Lane Cedar Chest Veneer Repair and Refinishing
In this tutorial on Cedar Chest Restoration, we will repair some serious veneer damage !! This Lane Cedar Chest is about as wrecked as they come, but our client wanted it restored for sentimental reasons and he knew where to come to get the job done!
We'll show you step by step, the methods and techniques we used to bring this wrecked Cedar Chest back to "like New" condition !
Get Ready To Be Inspired !!Would you think restoring this cedar chest was within your skill level? Even most "professionals" wouldn't attempt this one.
Learn Veneer Patching TechniquesWe'll show you how to patch missing pieces of veneer !
Veneer Removal TechniquesWe'll show you the methods we use to remove old veneer !
DIY Veneering TechniquesWe'll show you the simple methods we used to measure, cut and apply this veneer!
Reach For The Stars !You Don't Have To Be Great To Start, But You Have To Start To Be Great!!
Why restore this Wrecked Cedar Chest? I mean, It's not like cedar chests are hard to come by, or command a lot of money when restored. But after absorbing the initial shock when viewing the condition, I knew the answer without having to ask our client. This Cedar Chest had tremendous sentimental value to it's owner.
First Step - Creating A Vision
Every Refinishing, Re-purposing, and Restoration project begins with the same process. We need to create a mental conception of what we desire as the end result. Without a good idea of what we are striving to achieve, plotting out our course of actions would be nearly impossible.
Let's get Started!!
So where do we start ? Well, my first order of business was to determine (to the best of my ability) what type of veneer I was dealing with. That proved to be a little challenging, but based on grain matching I decided to go with Satinwood on the front and Teak for the sides. I ordered my veneer online and began the task of removing the veneer. There was just no saving anything but the top and the front center piece of Burl.
Watch Movie ~ How To Remove Veneer
So many veneer and glue types.....where do I start?
Veneering furniture can be as simple, or as hard as you choose to make it. It's not Something I do in our studio daily, weekly, or most times even monthly. Therefor, I like to keep it simple. We don't have a veneer press, nor are we a cabinet shop set up to do high volume veneering. With that in mind, I only accept veneering projects that I know are within my shops capabilities.

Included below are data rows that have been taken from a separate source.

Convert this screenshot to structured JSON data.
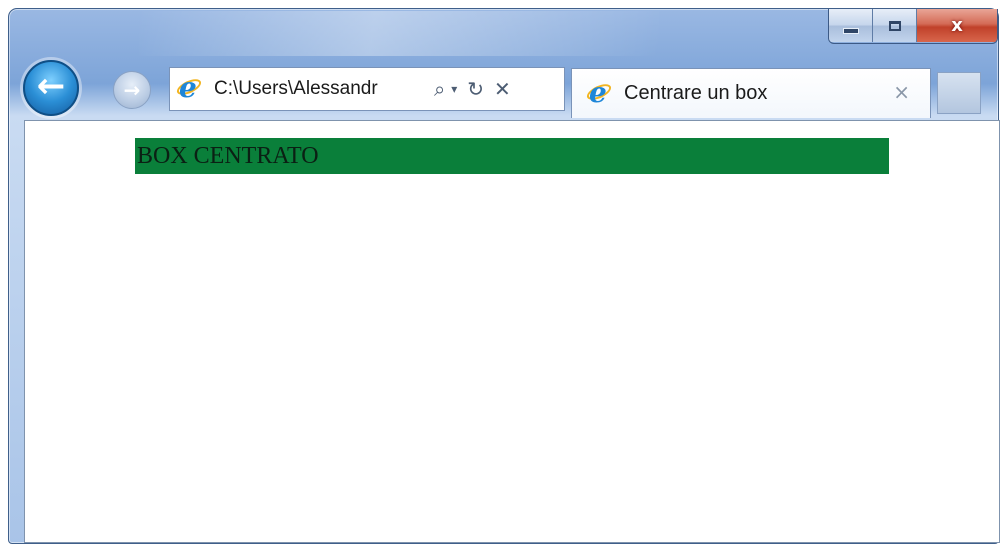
{
  "window": {
    "caption_buttons": [
      "minimize-icon",
      "maximize-icon",
      "close-icon"
    ],
    "close_glyph": "x"
  },
  "navigation": {
    "back_icon": "back-arrow-icon",
    "forward_icon": "forward-arrow-icon",
    "back_glyph": "←",
    "forward_glyph": "→"
  },
  "address_bar": {
    "value": "C:\\Users\\Alessandr",
    "icons": [
      "search-icon",
      "dropdown-icon",
      "refresh-icon",
      "stop-icon"
    ],
    "search_glyph": "⌕",
    "dropdown_glyph": "▾",
    "refresh_glyph": "↻",
    "stop_glyph": "✕"
  },
  "tab": {
    "title": "Centrare un box",
    "close_glyph": "×"
  },
  "page": {
    "box_text": "BOX CENTRATO"
  },
  "colors": {
    "box_background": "#0a7f3a",
    "box_text": "#0b2014",
    "chrome_blue": "#9ab8e3",
    "close_red": "#c0412a"
  }
}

Unless you have access to a veneer press and many clamps, you are going to want to select veneer with a backing. Paper Backed veneer is good for use with contact cement. Veneer backed veneer is good for use with wood glue. See Video for more details.
Measuring And Cutting Our Veneer
When purchasing veneer, you'll find useful websites online with the many veneer species available. You'll need to match them up the best you can with what you are replacing. There are also many outlets available to purchase veneer online.
When ordering veneer, I suggest purchasing veneer with a backing. That will be either - veneer backed, paper backed, or adhesive paper backed.
BELOW, scroll through the slideshow and we'll go over how I measured and cut my front panels.
Measuring The Front Panels
The 4 veneer panels to be used on the front of this chest have the grain running in a 45 degree angle. I want to reproduce the same look, so I begin by using a corner square and penciling a line at 45 degrees.
Once I have my line drawn at my 45 degree angle, I can use my carpenters square to continue the line. I have already measured the dimensions I need my panels to be, and allowed for an inch oversize on the edges.
In This image, you can get a good idea of what I was going for, and why I did it the way I did. Chances are, you will only need to cut a straight grain panel, making your job much easier!
There are different ways to cut veneer. In this case, I am working with veneer backed veneer. It's two ply and thick enough to cut with a good pair of scissors. You can also use a veneer saw if you so choose, but for me the scissors did the job! I also use a paper cutter fairly often when cutting veneer.